In the previous issue of Public Newsense, we looked at Government of India’s attempt to strengthen road safety by amending the Motor Vehicles Act, 1988. At that time, the Motor Vehicles Amendment Bill, 2017, had been passed by the Lok Sabha and was awaiting introduction to the Rajya Sabha. Since then, the Amendment Bill was tabled in the Rajya Sabha, then referred to a Rajya Sabha Select Committee which, after consultations with various stakeholders, submitted its report at the end of 2017. The Committee recommended passing the Bill with no changes, albeit with some Committee Members registering dissenting notes. The Bill was expected to be discussed in the Rajya Sabha in the Budget Session, and though it has been listed in the business of the House several times, the Bill is yet to come up for discussion. Unfortunately, the current session of Parliament continues to see much disruption and adjournments.

CAG’s tour of the districts, however, has continued with no disruptions. All 32 districts of the state have been visited, and stakeholder meetings held. As detailed before, there were several viewpoints/opinions which came forth in these meetings. In several districts, bus drivers (largely public transport buses) highlighted the lack of proper accident investigation. They pointed out that if they are involved in an accident, irrespective of the reason for the accident, they (i.e bus drivers) get blamed, leading to FIRs being registered against them. During the meetings, the bus drivers said they were glad to hear from CAG that scientific investigation of accidents was being introduced in the Amendment Bill and that they hoped this would be properly implemented.

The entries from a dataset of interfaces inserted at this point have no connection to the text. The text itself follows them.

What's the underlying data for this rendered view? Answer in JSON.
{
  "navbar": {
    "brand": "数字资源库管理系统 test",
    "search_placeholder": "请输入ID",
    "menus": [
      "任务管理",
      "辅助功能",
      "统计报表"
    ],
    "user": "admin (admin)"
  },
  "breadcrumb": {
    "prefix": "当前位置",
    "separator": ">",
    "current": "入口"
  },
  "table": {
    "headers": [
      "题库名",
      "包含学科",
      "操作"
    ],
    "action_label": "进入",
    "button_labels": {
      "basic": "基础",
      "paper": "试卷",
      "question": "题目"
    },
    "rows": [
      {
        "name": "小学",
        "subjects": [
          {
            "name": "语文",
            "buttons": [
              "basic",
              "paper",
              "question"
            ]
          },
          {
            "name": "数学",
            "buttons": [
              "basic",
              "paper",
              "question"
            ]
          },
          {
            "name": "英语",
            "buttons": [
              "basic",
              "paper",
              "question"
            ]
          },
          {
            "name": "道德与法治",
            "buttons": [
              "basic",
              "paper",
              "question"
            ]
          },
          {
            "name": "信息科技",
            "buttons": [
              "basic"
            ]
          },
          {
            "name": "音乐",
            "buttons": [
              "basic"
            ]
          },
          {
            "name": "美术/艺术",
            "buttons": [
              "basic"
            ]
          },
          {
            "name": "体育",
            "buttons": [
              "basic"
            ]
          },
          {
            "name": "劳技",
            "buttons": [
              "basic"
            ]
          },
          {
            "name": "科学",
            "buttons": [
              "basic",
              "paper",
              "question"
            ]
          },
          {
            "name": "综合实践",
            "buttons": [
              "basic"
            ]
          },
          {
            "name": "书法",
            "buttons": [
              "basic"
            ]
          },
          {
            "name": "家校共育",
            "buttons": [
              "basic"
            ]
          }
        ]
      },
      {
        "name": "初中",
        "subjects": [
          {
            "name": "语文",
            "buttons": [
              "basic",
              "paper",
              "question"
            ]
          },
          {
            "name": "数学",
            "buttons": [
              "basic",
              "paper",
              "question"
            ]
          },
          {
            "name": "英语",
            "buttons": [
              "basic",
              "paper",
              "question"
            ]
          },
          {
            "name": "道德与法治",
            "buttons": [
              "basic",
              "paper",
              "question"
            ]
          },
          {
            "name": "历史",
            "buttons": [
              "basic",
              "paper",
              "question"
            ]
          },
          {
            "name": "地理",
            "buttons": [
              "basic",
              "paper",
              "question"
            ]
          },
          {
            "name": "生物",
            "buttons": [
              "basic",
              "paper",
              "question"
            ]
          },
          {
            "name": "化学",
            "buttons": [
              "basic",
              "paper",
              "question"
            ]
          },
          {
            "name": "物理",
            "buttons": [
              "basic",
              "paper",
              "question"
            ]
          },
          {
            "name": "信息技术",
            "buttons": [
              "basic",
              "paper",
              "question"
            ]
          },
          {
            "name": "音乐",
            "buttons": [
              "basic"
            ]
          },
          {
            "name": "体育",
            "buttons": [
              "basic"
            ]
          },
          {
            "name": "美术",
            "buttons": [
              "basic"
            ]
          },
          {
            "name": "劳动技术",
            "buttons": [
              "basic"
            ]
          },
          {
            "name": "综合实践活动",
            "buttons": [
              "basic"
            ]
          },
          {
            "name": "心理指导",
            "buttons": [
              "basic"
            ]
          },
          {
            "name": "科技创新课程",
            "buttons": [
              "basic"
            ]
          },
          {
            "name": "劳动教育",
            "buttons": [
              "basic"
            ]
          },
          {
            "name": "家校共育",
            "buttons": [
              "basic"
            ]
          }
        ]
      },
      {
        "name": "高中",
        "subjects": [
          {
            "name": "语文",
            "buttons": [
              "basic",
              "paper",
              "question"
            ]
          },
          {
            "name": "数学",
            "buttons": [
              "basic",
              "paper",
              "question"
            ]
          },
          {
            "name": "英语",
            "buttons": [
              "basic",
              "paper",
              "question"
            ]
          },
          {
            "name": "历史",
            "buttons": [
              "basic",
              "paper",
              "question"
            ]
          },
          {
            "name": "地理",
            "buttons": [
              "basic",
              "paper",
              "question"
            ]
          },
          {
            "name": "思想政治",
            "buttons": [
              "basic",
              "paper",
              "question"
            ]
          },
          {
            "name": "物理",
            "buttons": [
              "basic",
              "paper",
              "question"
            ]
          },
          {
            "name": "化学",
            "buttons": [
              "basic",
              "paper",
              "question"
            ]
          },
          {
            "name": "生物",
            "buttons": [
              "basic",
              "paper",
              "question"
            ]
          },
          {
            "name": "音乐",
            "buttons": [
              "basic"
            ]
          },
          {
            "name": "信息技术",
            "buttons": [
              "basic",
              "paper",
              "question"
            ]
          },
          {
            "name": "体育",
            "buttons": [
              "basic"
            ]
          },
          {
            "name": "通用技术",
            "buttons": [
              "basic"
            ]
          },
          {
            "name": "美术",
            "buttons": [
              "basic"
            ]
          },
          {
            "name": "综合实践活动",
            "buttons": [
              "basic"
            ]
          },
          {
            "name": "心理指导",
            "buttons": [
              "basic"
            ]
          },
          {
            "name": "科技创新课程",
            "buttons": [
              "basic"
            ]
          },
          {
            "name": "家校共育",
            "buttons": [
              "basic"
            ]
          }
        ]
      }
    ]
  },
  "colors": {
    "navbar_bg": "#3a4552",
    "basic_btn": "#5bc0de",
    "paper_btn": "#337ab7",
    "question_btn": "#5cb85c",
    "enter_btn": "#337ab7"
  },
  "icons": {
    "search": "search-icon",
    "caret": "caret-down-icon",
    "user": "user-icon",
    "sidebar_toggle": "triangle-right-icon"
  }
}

The 32nd district was Chennai and the meeting was held in Justice Basheer Ahmed Sayeed College for Women on March 23, 2018. The meeting saw the participation of the Minister for Transport, Government of Tamil Nadu who spoke eloquently on India lagging behind on road safety. He also highlighted some of the measures that the Tamil Nadu government is mulling over to improve the state’s record in road safety. He noted that driving licences in other countries are much valued as they are not easy to acquire; the tests being extremely rigourous and fake licences not easy to obtain. The Minister said the government was looking to revamp the driving test and make it more intensive. This is something that CAG has highlighted to the Government of India; CAG had put together a position paper on licensing and the Motor Vehicles Amendment Bill. As CAG noted, it is unfortunate that the Amendment Bill does not consider an overhaul of the licensing system.

The Chennai district meeting also saw an excellent traditional folk performance, villupattu, by the students of Chevalier T. Thomas Elizabeth College for Women, Perambur. The college had also participated, along with several other city colleges, in a road safety poster competition conducted by CAG in March 2018. The winners of the competition were felicitated at the meeting. CAG also took the opportunity to felicitate a largely ignored stakeholder in road safety - the rank and file traffic police personnel. CAG had approached the Greater Chennai Traffic Police and requested their assistance in identifying personnel who had gone beyond their duty to ensure road safety on the streets of the city. Eight policemen were identified and felicitated at the meeting. The purpose was to underscore the difficult work done by traffic police personnel under tough conditions with little appreciation from the general public.

Tamil Nadu 32 has been an interesting tour of the districts for CAG. We heard a range of opinions and voices and the meetings have shown that the Amendment Bill is not well-known to many. When we shared the changes that the Amendment Bill will bring about, most participants broadly agreed with the road safety points in the Bill.